Wednesday, May 3, 2017
Kicks for My Sister
Last year my foster sister Gayle asked me to make her a pair of sneaker slippers she'd seen on Pinterest. I told her I wasn't going to be able to get to it until this year, and when she groaned about having to wait, asked her what had happened to the pair I made her the year before. She told me the heels were out of them.
I planned to get to the sneaker slippers in April. But just as I was nearing the halfway mark on the project before it, Gayle was diagnosed with a brain tumour. The day we were waiting to hear if the tumour was cancerous, I went about the house reminding myself to breathe. It was some relief that the test results indicated that the tumour had a 95% chance of being benign. Gayle was scheduled for neurosurgery on May 1st. I set aside my current project and began the slippers so that Gayle could have them in time for her hospital stay and recovery at home.
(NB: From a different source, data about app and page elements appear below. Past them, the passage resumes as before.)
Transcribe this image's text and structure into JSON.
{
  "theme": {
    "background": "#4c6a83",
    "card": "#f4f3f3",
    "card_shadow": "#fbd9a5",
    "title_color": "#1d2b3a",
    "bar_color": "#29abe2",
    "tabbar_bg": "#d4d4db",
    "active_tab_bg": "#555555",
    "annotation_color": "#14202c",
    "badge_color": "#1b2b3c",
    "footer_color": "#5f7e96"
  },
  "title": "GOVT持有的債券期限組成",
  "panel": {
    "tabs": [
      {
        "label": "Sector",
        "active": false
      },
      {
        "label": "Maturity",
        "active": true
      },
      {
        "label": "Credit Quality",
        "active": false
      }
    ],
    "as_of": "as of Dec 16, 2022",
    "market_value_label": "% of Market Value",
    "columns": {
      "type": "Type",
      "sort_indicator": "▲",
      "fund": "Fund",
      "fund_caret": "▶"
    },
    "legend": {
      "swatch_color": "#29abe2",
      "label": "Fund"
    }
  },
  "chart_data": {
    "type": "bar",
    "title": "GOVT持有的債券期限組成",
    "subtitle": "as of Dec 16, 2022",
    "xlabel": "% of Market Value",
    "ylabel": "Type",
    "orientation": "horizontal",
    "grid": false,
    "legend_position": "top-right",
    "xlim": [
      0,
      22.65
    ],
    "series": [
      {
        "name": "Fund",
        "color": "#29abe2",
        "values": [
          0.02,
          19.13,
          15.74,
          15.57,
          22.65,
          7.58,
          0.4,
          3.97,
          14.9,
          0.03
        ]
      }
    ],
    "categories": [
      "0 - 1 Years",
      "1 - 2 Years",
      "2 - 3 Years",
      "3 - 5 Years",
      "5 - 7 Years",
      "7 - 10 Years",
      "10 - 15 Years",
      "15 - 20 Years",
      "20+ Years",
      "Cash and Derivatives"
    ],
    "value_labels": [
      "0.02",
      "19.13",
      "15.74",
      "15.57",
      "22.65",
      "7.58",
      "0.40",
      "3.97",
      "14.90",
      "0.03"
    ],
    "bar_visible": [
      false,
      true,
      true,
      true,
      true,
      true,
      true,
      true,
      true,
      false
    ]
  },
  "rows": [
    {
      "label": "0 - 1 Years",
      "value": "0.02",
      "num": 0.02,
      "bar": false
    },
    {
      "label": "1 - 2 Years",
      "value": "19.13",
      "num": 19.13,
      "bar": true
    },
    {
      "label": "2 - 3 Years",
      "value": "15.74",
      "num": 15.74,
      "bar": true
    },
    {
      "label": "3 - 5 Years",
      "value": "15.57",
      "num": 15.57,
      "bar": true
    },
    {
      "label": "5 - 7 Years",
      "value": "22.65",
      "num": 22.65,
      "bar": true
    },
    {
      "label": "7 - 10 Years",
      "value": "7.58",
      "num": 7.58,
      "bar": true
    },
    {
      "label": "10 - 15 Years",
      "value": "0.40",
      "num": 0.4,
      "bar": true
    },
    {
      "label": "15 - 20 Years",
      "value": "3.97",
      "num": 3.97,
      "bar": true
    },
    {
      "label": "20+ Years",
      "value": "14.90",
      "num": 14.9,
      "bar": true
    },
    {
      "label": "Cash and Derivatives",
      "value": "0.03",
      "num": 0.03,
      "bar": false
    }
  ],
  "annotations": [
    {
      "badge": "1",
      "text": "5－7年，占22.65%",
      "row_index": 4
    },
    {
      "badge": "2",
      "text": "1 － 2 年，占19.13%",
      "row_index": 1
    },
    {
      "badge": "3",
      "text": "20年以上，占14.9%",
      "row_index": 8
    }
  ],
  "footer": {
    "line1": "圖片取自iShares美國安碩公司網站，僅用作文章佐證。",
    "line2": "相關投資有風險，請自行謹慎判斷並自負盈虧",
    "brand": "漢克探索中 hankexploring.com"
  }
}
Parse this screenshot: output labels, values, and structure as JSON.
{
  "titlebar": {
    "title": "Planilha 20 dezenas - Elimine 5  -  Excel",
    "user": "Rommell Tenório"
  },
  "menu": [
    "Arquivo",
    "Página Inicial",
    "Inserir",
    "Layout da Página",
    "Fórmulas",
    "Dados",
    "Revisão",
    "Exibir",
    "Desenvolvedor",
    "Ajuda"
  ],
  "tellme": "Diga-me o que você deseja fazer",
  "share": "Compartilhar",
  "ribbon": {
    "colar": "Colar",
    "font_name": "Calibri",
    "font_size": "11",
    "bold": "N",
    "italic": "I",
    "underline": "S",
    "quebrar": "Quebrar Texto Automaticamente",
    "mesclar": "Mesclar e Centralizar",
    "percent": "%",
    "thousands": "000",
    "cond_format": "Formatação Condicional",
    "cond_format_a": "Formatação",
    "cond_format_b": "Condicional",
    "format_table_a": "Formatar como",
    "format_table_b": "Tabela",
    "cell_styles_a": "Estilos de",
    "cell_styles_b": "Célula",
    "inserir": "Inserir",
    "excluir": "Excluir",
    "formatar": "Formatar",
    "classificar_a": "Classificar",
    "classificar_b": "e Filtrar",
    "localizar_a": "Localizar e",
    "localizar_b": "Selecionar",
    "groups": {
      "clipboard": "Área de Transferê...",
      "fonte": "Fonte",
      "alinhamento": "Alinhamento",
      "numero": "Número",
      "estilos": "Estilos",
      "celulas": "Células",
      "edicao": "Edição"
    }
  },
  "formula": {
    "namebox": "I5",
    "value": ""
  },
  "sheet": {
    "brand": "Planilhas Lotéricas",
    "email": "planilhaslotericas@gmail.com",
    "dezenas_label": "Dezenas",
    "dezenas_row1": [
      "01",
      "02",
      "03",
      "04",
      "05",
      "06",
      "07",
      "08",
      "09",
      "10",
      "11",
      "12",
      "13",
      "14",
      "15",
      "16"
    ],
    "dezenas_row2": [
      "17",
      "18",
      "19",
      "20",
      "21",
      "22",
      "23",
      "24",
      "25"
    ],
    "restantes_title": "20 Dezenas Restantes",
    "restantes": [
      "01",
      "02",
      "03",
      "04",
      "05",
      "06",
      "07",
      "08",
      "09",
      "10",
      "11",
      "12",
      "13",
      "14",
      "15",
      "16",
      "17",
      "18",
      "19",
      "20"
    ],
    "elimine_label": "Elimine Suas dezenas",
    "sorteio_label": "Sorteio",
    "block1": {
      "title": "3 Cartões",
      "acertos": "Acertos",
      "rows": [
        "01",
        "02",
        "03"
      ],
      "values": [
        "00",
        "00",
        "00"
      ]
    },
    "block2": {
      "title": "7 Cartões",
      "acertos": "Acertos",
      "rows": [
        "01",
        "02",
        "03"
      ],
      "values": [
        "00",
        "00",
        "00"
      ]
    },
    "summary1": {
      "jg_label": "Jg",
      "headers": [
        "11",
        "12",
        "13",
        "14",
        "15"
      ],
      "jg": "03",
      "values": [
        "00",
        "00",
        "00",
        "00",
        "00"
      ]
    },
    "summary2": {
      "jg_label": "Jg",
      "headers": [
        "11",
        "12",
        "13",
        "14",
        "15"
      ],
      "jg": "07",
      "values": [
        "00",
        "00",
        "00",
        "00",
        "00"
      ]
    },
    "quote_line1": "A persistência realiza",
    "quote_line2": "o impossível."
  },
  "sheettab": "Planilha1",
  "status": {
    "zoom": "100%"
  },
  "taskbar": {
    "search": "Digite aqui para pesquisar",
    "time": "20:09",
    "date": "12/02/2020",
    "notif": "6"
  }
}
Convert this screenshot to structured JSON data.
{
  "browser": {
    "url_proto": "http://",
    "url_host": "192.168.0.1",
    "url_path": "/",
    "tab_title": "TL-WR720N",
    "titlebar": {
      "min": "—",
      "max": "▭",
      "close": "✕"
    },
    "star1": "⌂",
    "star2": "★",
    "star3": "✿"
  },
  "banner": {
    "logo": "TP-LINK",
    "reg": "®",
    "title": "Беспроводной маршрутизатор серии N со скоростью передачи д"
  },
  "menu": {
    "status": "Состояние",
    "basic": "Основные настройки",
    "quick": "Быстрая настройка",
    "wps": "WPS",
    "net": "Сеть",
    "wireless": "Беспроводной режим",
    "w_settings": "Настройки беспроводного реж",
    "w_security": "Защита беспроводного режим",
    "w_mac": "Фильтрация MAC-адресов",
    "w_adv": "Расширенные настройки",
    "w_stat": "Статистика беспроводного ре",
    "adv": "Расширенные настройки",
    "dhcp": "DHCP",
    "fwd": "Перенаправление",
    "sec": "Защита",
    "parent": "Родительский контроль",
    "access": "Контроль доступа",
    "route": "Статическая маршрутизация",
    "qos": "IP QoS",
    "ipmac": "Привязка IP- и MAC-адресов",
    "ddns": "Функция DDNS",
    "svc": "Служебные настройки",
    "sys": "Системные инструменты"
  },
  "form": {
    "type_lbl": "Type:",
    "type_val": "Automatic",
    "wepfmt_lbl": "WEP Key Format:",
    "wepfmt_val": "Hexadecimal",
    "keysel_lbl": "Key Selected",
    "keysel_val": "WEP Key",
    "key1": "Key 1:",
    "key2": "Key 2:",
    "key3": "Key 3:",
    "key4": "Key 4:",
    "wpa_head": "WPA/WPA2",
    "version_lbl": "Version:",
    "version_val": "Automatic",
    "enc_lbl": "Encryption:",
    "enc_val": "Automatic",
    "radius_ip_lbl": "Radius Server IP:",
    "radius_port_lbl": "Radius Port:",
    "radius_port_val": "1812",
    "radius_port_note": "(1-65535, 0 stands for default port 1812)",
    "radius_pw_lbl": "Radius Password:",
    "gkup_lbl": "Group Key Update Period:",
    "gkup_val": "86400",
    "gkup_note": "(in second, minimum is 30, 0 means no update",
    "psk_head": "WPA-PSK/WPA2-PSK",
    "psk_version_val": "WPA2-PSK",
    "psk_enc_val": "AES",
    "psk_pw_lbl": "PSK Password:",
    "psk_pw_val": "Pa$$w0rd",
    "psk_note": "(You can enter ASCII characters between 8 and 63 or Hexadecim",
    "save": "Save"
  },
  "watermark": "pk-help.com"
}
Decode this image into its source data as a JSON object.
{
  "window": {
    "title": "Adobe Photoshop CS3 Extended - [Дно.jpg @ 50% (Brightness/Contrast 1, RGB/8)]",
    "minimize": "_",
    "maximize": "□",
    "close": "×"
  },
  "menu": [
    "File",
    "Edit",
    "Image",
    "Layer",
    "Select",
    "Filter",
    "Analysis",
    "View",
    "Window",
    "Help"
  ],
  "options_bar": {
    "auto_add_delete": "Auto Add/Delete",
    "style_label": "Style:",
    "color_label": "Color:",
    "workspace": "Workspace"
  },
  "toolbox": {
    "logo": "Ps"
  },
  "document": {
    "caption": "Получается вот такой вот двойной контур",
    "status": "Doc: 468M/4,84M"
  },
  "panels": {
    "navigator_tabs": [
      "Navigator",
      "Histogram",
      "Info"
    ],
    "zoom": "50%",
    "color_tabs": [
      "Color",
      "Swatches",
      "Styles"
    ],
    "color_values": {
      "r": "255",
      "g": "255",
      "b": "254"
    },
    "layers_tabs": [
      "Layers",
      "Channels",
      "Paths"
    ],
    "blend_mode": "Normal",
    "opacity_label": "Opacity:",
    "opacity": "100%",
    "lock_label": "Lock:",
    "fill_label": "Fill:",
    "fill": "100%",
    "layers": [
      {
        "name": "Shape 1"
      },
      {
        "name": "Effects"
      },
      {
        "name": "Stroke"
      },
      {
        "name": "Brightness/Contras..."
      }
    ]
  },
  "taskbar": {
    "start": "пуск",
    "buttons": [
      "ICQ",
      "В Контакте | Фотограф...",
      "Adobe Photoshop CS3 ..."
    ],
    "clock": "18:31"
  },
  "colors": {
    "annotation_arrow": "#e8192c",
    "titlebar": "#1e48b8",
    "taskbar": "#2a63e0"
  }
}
I bought the pattern, which was Slipper Socks, by Rea Jarvenpaa, and I asked Gayle what colours she wanted her slippers to be. She told me black and white. I had some "winter white" worsted on hand, so I bought a skein of black worsted and also a skein of gray craft yarn for the soles, with the idea of making these slippers more durable than the last pair, which were made entirely of worsted yarn.
And here, much frustration later, are the finished slippers. The instructions were woefully incomplete. The pattern gives no details on how much yarn is required. Half of the instructions for knitting the black socks that serve as the base for this pattern are simply missing -- there are no instructions on how to work the heel, turn the heel, pick up the stiches along the side, shape the foot, how long to make the foot, or shape the toes. There are separate instructions included for the socks included in the pattern, but as they required a different stitch count from those I'd begun knitting from the slipper instructions, they weren't much use. The pattern doesn't tell you how many stitches to pick up for the edges where the lacing goes. The instructions for the medallion for the ankle are missing. I was not at all happy that I'd paid €5.00(EUR) for a pattern and then had to write a third of it myself. I won't be buying any more patterns from Rea Jarvenpaa.
I also had a problem with making the soles, as they turned out too wide, though that is not a fault in the pattern, as I had used craft yarn for the bottom to make the slippers harder wearing and it was too bulky. I could have more or less fixed this issue by working only four of the five rounds called for in the instructions for the sole, but by the time I figured out that the sole was too wide I didn't have time to undo hours of work and do it again before my deadline. I went on with the job and put the slippers together as well as I could, finally finishing them the day before the surgery was to take place.
Then on the morning of May 1st I went downtown to the hospital where Gayle was to have surgery. I made sure to be there before her check-in time of 10:00 a.m. as I didn't want to miss my chance of giving her the slippers and seeing her for at least a minute or two before she was whisked away for the procedure. Gayle was delighted with the slippers. Her three daughters had brought her fancy ball caps (one had pink sequins!), and her ex-boyfriend a Rolling Stones bandanna to wear over her shaved head during recovery, and we joked that between her head gear and her kicks and having all of us for an entourage she'd be the most street patient in the entire hospital. She was checked in, given two wrist bands (I asked her if they were also going to microchip her), changed into the hospital-issued nightgown and robe and shower-cap-like slippers (her street-style accessories would have to bide their time until after the surgery), and set up with an IV. Then we waited with her. The surgery was originally supposed to be at 12:30, but we were told it would be delayed for a few hours. The extra waiting time did Gayle's stress levels no good whatsoever. It didn't help that she'd had nothing to eat all day, that the IV tube was hurting her hand, and the IV fluid was necessitating frequent runs for the bathroom. When she was finally wheeled into pre-op at about 2:30 p.m., she began sobbing.
And then at 3:00 p.m. we were told that the surgery would have to be postponed to another day because, though the surgical team was all ready to go, there was no ICU bed available for her post-op. Poor Gayle. She left the hospital with her new accessories and her long blond hair intact... but with no surgery date. I hope having the slippers are at least some small source of pleasure and comfort to her during the lead up to the next surgery date.